The Time of Contempt is the second novel, fourth book, in Sapkowski’s Witcher series, and as with the previous novel, this one is full of political intrigue, war, and fighting. The overriding question for our main characters is whether, in a turbulent war-torn world, it is possible to maintain neutrality, and if not, is it possible to choose a side without becoming hateful and barbaric.
The Empire of Nilfgaard is trying to take over world and is enjoying quite a bit of success in this endeavor. The last novel Blood of Elves set up the various factions in play. Worldly kings, in a rare display, have united secretly (or so they think) and without the input of their sorcerers in order to fight back against Nilfgaard. Non-human populations (elves, dwarves and the like) are being subjected to persecution and pogroms, due to the fact that a sect of rebel elves known as Scoia’tael (squirrels) have joined with Nilfgaard and engage in guerilla action versus humans. Human kings and many of their people assume that “they’re all alike” even though there are many non-humans who see that Nilfgaard is using the squirrels and that they are better off trying to all get along. Mages are divided as well. Some serve kings loyally, while others plot against their kings. Some mages support Nilfgaard. When a conclave of sourcerers and enchantresses meets on the island Thanedd, intrigue is in the air, and the extent and severity of the division among mages is revealed in some thrilling and brutal battles. Meanwhile, Nilfgaardian Emperor Emhyr is after Ciri but it’s not clear why. He has spies and assassins in his employ, including Cahir, the man in black with the winged helmet who terrorized Ciri as Cintra burned, and who has one last chance to prove himself to Emhyr. Emhyr is an authoritarian despot; his people fear him because they all know that to fail Emhyr is to die. Even mages fear him, and he has put a number of them to death for their failures. I guess you don’t get a nickname like “The White Flame Dancing on the Barrows of his Enemies” for nothing.
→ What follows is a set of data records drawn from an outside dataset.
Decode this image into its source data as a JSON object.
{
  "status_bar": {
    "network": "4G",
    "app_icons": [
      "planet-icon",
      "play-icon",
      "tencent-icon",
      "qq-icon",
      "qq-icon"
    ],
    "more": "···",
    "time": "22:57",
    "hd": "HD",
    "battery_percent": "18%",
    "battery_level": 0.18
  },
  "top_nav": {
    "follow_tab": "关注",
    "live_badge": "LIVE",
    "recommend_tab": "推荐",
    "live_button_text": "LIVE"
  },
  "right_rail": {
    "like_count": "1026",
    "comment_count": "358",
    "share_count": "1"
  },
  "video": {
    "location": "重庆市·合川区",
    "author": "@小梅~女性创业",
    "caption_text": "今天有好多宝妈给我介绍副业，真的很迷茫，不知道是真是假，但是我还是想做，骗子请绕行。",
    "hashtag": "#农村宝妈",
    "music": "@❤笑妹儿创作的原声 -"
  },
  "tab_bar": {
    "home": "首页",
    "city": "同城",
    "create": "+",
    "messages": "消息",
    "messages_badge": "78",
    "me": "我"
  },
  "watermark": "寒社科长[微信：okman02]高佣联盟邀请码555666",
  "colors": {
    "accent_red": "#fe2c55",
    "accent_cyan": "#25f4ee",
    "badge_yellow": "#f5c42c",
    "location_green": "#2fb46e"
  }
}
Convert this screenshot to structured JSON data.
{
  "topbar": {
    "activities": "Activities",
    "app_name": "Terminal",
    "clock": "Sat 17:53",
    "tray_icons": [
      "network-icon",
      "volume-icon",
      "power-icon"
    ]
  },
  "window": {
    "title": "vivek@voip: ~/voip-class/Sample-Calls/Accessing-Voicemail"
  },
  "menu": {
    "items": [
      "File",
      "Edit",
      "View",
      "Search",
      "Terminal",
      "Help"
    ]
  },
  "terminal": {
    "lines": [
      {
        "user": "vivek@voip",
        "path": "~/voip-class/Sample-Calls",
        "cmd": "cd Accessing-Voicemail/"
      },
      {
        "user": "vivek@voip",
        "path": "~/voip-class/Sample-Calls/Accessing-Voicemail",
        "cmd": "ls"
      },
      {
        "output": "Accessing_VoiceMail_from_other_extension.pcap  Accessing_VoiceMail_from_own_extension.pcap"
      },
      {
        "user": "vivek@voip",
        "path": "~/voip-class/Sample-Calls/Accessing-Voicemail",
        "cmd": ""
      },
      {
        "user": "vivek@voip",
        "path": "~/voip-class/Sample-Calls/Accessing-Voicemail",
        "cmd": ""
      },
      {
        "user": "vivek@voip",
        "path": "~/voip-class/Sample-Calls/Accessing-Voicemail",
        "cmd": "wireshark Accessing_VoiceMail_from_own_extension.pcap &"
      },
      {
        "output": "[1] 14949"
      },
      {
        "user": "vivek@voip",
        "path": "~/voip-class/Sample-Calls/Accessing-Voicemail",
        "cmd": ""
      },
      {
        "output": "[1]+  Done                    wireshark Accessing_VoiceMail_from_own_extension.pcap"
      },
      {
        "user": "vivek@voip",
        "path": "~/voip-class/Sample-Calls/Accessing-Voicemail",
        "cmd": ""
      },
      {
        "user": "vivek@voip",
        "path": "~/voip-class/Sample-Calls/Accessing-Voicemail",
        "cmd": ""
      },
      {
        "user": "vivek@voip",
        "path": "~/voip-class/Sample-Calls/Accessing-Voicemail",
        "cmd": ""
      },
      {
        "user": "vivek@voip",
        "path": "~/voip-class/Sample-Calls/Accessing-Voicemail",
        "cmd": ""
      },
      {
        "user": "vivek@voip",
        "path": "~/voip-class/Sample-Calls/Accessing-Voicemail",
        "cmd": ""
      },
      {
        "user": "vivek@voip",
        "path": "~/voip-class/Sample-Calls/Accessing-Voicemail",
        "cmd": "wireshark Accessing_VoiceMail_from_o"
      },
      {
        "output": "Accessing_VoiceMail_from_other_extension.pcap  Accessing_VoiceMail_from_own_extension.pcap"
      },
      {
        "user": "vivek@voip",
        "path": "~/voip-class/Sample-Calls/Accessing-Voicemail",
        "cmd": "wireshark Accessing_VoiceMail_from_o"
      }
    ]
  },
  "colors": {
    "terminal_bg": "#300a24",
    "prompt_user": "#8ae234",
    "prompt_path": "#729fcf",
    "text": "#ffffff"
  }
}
Ciri, Geralt and Yennefer are, of course, at the center of all of this intrigue and violence. Everyone is looking for Ciri, but not for the same reasons. Some wish to eliminate her, others to exploit her power. Yennefer still has Ciri in her care as this novel begins, and her plan is to take Ciri to Thanedd and enroll her in the academy for enchantresses. Ciri is not in love with this idea, as the school seems much like a prison to her. Geralt, meanwhile, is trying to track down Rience, the mage/spy/assassin who has been tracking Ciri; his goal is to figure out who Rience works for and protect Ciri. On Thanedd, Geralt, Ciri and Yennefer will reunite, only to be torn apart in the violence that ensues from the chapter meeting.
The last part of the novel finds Ciri on her own, without protection, having to rely on the training she has received from both Yennefer and Geralt. Physically staying alive will be the object of her thoughts and actions, yet she will also find herself facing a moral quandary. She, like Geralt, does not wish to kill, but when you are pursued by killers, is it realistic to think you can continue living by the moral high road? Geralt often finds himself the object of ridicule for insisting that he will not choose a side. This gets back to the question of “the lesser evil” that Geralt had to confront in book one (the story of Renfri). When circumstances force a choice, does choosing a side mean you have to show contempt for others? When treated with contempt, people often will turn to hate and revenge. Is it naive to want to live without killing in a violent world? Can you choose a side and not become hateful and contemptuous?
As with the other books, Sapkowski keeps the reader on the edge of their seat with exciting chases and fights, subterfuge, and colorful characters whose allegiances are not always clear. Ciri really comes into her own in this novel, and her story arc promises to be full of thrilling battles and moral uncertainties. I’m still on the Witcher train. Woot woot!